Less than 1% of all high-growth technology startups are led by Black and Latino entrepreneurs. Even worse, just a fraction secure pre-seed capital for growth.
The Black and Latino Angel Investment Fund was launched in 2020 by the Center for Urban Entrepreneurship and Economic Development at Rutgers Business School in Newark and a group of individual accredited investors to provide the necessary seed capital for Black- and Latino-owned technology businesses to grow and scale.
On Wednesday, the BLAIF announced Bank of America is stepping in to help, becoming an investor in the fund.
Lyneir Richardson, executive director of CUEED and the founder of the BLAIF, said he is happy for the partnership.
“We are thrilled to welcome Bank of America as an investor in the Black and Latino Investment Fund of New Jersey,” he said. “Bank of America’s ongoing efforts to address the persistent gap in access to growth capital for underrepresented founders align with our strategy of investing in exceptional Black and Latino entrepreneurs with exceptional business ideas ready for scale. We look forward to expanding our work.”
Alberto Garofalo, president, Bank of America New Jersey, said the bank is eager to help — and notes investments such as this are just one component of Bank of America’s $1.25 billion commitment to racial equality and economic opportunity.
“Access to capital remains one of the biggest challenges for minority-owned businesses,” Garofalo said. “Working together, we can create the conditions that enable new ideas to flourish, thereby ensuring that the opportunities we want for all of our citizens and the strong economy we want for our community are within our reach.”
Richardson said fund managers are patient, optimistic impact investors who assess potential growth and risk of these startups, and help entrepreneurs deliver upon their visions. This includes securing additional capital; providing real-time, situational mentorship; introducing prospective customers, suppliers and other growth resources; and stewarding additional capacity building with larger accelerators.
Richardson said the Black and Latino Angel Investment Fund accepts applications from entrepreneurs in New Jersey and New York or ties to this geography, on a rolling basis.
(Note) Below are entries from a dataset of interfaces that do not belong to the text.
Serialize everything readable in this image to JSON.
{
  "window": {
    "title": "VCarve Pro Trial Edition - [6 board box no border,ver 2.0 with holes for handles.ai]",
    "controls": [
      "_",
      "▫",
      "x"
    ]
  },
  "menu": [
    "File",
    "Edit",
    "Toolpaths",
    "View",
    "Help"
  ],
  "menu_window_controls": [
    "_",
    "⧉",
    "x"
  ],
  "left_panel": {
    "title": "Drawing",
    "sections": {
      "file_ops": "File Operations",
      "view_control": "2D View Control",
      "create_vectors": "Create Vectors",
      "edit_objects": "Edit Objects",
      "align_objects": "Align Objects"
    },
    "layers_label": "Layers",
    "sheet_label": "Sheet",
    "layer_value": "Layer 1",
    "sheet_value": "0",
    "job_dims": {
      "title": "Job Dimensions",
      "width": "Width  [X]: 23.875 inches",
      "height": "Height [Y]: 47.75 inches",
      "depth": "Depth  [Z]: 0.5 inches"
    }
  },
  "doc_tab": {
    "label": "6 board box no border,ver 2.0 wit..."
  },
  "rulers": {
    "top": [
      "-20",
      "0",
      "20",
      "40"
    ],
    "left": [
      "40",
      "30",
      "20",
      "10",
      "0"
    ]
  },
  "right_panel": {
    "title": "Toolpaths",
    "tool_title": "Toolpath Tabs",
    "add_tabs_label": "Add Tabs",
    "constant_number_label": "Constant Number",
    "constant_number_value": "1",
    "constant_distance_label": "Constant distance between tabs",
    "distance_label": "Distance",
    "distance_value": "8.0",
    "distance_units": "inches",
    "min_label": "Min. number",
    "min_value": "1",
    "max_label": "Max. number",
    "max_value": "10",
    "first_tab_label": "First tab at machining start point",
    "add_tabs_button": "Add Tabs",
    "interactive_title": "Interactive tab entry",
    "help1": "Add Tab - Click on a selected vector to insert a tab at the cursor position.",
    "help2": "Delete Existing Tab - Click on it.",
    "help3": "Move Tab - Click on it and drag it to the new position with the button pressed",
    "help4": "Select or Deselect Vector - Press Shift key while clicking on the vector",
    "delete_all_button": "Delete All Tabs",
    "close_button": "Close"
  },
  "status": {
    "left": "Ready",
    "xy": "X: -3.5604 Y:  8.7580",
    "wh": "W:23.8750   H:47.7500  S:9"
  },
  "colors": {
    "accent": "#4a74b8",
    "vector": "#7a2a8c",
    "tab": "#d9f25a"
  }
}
The group also is accepting new individual accredited and institutional investors. For more on both, click here.